INDIAN ISLAND, Maine (NEWS CENTER) -- On Tuesday, Judith Josiah-Martin, Director of Multicultural Student life at the University of Maine, spoke to community members about the legacy of addiction, and the myths behind it.
"We tend to think they're bad people, they're crazy people, they're just drug-seeking, abusing people that we are wasting our resources on," said Josiah-Martin.
But Josiah-Martin says this is an illness, just like any other illness, and it needs to be treated.
"It's something that disturbs, changes and alters how people function, how people think how people behave," said Josiah-Martin.
Another myth behind addiction is that there's no life after recovery, which Josiah-Martin says is not true. She says that misconception arises because addicts stay anonymous through recovery, and the public only hears about them if they get arrested.
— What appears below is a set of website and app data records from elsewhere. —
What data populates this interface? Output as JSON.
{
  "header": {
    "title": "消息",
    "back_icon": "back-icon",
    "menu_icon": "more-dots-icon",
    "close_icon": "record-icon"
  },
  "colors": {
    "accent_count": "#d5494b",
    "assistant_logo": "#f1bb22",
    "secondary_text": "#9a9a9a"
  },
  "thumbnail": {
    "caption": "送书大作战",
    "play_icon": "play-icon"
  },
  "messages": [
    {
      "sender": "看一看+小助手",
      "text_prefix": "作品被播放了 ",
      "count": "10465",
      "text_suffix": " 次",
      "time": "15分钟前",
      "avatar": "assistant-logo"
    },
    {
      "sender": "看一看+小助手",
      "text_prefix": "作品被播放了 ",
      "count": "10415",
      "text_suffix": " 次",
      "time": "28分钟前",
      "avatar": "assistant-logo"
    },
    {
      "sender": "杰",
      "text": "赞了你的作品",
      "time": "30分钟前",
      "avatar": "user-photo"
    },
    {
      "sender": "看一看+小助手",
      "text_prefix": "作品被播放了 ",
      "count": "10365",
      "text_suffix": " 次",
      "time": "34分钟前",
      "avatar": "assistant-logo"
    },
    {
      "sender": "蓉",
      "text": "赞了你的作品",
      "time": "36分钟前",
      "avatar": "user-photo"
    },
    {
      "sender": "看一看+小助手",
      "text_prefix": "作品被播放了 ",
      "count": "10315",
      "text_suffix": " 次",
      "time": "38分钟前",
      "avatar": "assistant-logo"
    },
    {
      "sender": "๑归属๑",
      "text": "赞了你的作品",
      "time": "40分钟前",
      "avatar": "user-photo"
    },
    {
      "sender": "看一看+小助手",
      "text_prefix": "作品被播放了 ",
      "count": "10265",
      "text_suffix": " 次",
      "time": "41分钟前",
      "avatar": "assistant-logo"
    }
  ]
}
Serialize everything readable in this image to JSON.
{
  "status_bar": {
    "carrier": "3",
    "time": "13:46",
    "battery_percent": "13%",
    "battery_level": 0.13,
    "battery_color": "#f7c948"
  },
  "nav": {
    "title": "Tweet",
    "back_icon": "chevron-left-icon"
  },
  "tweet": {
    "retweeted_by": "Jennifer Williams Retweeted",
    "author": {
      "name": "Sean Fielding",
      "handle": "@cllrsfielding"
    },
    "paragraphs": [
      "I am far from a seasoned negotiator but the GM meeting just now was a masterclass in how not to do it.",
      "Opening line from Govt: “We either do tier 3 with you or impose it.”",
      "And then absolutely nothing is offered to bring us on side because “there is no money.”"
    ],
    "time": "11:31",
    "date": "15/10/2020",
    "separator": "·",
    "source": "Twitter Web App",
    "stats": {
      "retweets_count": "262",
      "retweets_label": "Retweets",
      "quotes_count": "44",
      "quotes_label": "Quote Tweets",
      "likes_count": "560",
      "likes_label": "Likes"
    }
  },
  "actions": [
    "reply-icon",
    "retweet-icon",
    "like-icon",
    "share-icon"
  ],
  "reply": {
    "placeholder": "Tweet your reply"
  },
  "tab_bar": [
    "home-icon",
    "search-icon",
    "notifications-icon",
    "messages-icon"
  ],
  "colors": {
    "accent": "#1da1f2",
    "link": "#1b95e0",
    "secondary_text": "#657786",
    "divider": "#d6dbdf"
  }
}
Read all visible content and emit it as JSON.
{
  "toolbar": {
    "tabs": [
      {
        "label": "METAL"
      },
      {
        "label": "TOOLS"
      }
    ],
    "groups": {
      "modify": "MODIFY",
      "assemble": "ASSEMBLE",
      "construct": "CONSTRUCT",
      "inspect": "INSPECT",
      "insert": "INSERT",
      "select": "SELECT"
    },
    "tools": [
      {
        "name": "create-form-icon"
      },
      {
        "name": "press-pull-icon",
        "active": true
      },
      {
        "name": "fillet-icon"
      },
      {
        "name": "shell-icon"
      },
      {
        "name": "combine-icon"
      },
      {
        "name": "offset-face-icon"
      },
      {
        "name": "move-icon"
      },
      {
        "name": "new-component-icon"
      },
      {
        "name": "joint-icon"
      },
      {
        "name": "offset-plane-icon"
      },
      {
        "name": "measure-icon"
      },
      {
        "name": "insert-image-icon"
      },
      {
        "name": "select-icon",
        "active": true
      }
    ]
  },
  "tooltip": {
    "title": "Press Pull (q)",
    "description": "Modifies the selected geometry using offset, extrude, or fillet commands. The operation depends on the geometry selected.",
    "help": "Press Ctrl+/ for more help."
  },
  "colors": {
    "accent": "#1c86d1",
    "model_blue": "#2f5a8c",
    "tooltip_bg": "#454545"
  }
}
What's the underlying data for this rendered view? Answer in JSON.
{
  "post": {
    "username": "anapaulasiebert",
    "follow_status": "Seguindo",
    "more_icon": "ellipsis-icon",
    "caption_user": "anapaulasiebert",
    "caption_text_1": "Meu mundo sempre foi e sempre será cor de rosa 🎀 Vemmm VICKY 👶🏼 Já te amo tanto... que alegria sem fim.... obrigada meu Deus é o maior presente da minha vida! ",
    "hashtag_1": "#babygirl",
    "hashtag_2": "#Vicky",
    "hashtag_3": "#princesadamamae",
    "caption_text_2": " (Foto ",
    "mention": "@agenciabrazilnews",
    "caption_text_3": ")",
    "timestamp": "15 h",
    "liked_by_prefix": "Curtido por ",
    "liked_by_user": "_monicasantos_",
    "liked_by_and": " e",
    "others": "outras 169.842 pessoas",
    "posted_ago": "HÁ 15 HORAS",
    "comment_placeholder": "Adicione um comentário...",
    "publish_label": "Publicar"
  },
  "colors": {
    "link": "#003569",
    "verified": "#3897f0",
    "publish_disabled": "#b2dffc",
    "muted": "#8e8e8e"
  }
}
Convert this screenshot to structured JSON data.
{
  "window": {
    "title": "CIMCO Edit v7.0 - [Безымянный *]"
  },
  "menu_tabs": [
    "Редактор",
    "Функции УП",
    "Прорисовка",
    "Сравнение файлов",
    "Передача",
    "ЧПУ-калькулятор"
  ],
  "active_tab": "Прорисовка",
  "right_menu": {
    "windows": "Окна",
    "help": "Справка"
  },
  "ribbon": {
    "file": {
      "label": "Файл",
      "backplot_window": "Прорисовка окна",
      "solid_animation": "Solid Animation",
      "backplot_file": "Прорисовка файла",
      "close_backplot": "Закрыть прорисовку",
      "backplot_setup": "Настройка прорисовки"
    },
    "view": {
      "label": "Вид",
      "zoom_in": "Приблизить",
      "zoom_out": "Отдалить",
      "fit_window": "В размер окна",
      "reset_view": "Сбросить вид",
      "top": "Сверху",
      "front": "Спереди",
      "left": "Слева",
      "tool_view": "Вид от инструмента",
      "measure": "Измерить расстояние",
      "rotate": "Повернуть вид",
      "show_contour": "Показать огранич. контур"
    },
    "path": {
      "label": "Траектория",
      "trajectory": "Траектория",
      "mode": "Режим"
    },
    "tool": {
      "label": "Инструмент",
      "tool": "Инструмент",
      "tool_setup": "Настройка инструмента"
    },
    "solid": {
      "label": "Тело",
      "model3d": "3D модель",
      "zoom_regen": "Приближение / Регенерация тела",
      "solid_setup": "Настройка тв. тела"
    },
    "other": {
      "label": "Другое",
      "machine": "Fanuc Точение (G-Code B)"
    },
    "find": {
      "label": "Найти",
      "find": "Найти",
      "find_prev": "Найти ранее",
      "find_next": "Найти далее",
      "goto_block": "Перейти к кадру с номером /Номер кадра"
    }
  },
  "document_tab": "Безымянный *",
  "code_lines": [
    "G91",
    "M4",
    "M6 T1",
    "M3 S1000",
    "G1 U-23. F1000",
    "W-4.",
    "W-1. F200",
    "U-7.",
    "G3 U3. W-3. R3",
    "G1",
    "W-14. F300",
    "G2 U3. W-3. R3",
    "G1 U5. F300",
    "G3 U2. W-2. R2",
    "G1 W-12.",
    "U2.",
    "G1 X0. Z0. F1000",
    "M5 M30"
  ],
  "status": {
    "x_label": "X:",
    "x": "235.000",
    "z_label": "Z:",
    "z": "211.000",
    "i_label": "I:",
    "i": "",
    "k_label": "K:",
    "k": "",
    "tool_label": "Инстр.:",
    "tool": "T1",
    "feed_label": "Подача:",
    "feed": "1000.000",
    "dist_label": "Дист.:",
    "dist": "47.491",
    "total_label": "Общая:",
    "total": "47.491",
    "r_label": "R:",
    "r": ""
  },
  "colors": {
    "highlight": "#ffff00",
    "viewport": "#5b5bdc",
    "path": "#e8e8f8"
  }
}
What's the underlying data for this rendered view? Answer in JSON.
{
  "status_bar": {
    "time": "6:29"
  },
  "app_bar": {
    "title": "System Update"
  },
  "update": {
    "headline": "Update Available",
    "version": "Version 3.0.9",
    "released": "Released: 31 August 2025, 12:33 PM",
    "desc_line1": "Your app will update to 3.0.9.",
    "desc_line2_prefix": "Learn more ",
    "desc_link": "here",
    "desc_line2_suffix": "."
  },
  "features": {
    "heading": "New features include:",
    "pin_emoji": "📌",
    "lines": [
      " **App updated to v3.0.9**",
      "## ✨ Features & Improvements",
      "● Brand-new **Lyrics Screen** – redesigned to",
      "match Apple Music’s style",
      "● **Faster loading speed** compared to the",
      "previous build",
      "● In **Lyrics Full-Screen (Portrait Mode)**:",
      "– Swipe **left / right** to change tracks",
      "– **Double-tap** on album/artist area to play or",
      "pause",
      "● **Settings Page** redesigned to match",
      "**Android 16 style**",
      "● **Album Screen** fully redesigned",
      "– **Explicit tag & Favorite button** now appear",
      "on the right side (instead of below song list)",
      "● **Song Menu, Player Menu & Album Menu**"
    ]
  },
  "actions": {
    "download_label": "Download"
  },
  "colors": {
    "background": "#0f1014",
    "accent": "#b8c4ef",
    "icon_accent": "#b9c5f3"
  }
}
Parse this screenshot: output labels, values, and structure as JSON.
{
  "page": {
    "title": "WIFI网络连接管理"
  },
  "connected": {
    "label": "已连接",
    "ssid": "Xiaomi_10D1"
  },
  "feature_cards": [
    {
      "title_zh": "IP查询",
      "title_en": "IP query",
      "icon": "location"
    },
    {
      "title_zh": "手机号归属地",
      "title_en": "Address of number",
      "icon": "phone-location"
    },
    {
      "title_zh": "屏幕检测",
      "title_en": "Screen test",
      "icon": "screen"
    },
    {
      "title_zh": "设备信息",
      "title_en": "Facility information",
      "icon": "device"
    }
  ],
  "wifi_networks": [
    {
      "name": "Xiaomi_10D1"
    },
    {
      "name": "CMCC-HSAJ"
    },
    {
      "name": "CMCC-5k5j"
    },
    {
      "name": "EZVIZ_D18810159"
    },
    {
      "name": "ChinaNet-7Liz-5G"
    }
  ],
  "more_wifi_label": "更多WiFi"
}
"We don't tend to hear anything about people in recovery, the people who have gone on who have five, 10, 15, 20 years of recovery who are living productive lives, who run companies, who teach, who have gone on to full careers or have beautiful families," said Josiah-Martin.
An example is Marissa Mitchell, who spoke publicly about her addiction for the first time. She said bullying is what made her turn to drugs 15 years ago. She's now been clean for 10 years, and hopes to help others beat the addiction that once plagued her.
"My recovery story could be totally different from another person, but they can't do it alone is basically what I want them to know, that you need the support from other people to get through and to stay clean," said Mitchell.
In 2008, 5,685 people in Maine were admitted for opiate treatment. That number is the 12th highest in the country, and the 2nd highest in the New England behind Vermont.
"At the same time we have some of the best services here whether its through the Maine health care system or other community services," said Josiah-Martin.
In hopes of releasing more people from the destructive effects of opiate dependency.